Round lengths are determined by the calendar month with the shortest rounds in October through to December at 27 days stretching out to 60 days in May and 70 days in August.
In June and July all 2800 cattle still on the farm will be on crop.
FarmRight consultant Blair Hamill said paddocks would be grazed to residuals of 1500kg drymatter (DM)/ha and stock would go into them at 2800kg DM/ha which, dairying had taught them, was the ideal covers for maintaining pasture quality, quantity and persistence of grass species.
“We can do this with the refencing and we should increase growth from the nine tonnes DM/ha/year that has been grown here to 11t DM/ha/year and produce an extra 27,900,000 megajoules of metabolisable energy justifies the cost of this development,” Hamill said.
Stock, including calves following weaning, are weighed every six weeks to make sure the weight gain is reflecting the extra MJ ME being produced on the farm.
Two full-time staff are employed, farm managers Renata and Sam Woodford, with casuals for wintering and calf rearing. The Woodfords were managing a NZSF runoff at Mossburn in northern Southland for FarmRight before taking on Kaiwera.
Cattle will be fed grass only, with all balage (2200 bales) made on farm. Wintering will be on fodder beet.
“The aim is to get most of the cattle up to weight before their second winter to lower wintering costs but there will be a percentage we are expecting to have to carry through as two-year-olds,” Cleland said.
Also on the farm are 200 empty dairy heifers from NZSF dairy farms. Of them 170 were inseminated with wagyu semen and 115 were scanned as pregnant due to calf in January and February.

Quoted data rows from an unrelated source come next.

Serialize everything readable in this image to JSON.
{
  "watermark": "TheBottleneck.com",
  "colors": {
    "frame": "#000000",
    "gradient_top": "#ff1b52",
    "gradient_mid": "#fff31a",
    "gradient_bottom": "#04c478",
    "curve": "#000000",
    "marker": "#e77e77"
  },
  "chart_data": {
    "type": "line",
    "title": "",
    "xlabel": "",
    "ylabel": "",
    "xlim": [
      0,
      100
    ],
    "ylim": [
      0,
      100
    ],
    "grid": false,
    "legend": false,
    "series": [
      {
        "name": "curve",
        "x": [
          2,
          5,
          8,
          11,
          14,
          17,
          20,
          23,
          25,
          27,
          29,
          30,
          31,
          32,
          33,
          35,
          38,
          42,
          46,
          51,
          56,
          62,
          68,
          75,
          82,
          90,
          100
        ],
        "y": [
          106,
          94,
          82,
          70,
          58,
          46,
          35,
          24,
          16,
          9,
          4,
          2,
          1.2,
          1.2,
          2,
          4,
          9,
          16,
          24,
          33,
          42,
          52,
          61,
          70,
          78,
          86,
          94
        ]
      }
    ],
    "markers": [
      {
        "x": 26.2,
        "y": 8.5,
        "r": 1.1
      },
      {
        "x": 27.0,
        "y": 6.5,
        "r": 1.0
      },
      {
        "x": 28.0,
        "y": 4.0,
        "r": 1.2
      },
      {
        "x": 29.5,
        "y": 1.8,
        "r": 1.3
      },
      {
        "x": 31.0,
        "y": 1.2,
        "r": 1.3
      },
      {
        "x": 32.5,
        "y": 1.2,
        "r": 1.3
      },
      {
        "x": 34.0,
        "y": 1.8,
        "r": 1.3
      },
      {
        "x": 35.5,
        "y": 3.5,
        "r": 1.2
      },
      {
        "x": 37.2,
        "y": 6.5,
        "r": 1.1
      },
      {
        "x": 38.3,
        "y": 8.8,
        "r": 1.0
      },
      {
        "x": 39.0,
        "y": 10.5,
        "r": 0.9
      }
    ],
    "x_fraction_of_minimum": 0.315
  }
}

FarmRight and the NZSF are working with Alliance Group to develop new meat markets including marbled beef using the wagyu breed.
The farm has also bought 185 Angus heifers from nearby Mount Linton Station which will be used to produce bulls for mating on the NZSF dairy farms.
“We’ve chosen Mount Linton Angus because of their proven ease of calving.
“We’re going to be using these genetics on our dairy farms to produce beef animals which we can take to weight at Kaiwera instead of sending them on the bobby truck from the dairy farms.”
Bought-in cattle on the farm include 500 26-month-old bulls and 360 26-month-old heifers or steers, as well as 1100 yearling beef bulls and a further 500 yearling beef heifers.
Total cattle on the farm in October was 4695.
“While we were fencing the farm in April and May some of these stock were arriving. They certainly didn’t respect electric fences then. We’re hoping by next winter they will,” Cleland said.
Location: Mataura, Southland
Area: 1222ha (900ha effective)
Contour: rolling to steep
Cattle wintered: 2800 mix of steers, bulls and heifers
Calves raised: 1700 (from three weeks)